How (Not) to Make a Plastics Treaty

This year, 2024, is the crucial year for the plastics treaty negotiations. If you haven’t heard about them, the United Nations are working on an international, legally binding agreement to end plastic pollution. It’s been called the most important environmental deal since the Paris climate accord. Many countries want it to be an ambitious agreement that covers the full lifecycle of plastics, from production to disposal. But some countries are not so keen on this, and they have held up the development of the treaty. How and why exactly did they do this, and is there still hope for a strong and effective international agreement?
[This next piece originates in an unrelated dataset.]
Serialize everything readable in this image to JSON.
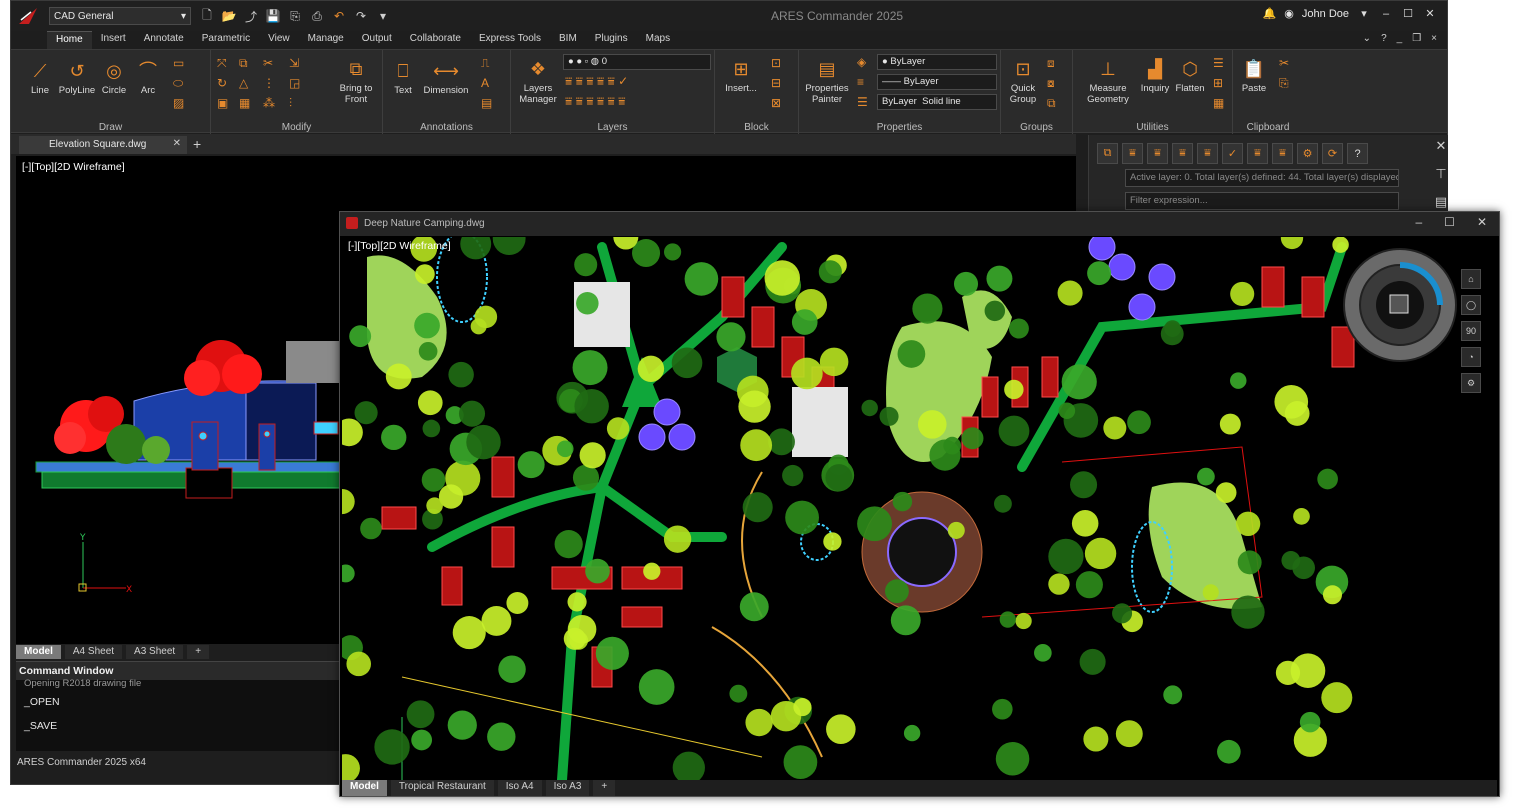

To explore this, Anja connected with Magnus Løvold, an expert in Peace and Conflict Studies, and advisor with Lex International and NAIL, the Norwegian Academy of International Law. In their three-part conversation, they dive deep into the diplomatic gyre.

  • Transcript 1: Ambition in a Bracket (Recap of INC-1 in Uruguay)
  • Transcript 2: Drama and Delay (Recap of INC-2 in France)
  • Listening Session

    Baldeep Kaur is a doctoral fellow at the University of Potsdam, studying the afterlives of discarded colonial technologies. Last November, they invited Plastisphere creator Anja Krieger to a live listening session at the Minor Cosmopolitan Assembly, an event organized by the research training group with the same name. Together with the audience, Baldeep and Anja listened to and discussed short excerpts from the podcast’s episodes, each highlighting a different dimension of human relationships with plastics at various stages of their life-cycles. Hear more about the production process and behind-the-scenes research stories from both sides, that of the podcast producer and that of the listener.

    Continue reading “Listening Session”

    Ep.2: Plastic, the size of a virus

    In this episode of the Plastisphere, Anja goes on a lab tour with Alexandra ter Halle from Paul Sabatier University in Toulouse. The chemist and her team were the first to detect nanoplastic in the open ocean – plastic so small that it is comparable in size to a virus. What do we know about these very tiny pieces, and how do researchers try to detect and understand them? Continue reading “Ep.2: Plastic, the size of a virus”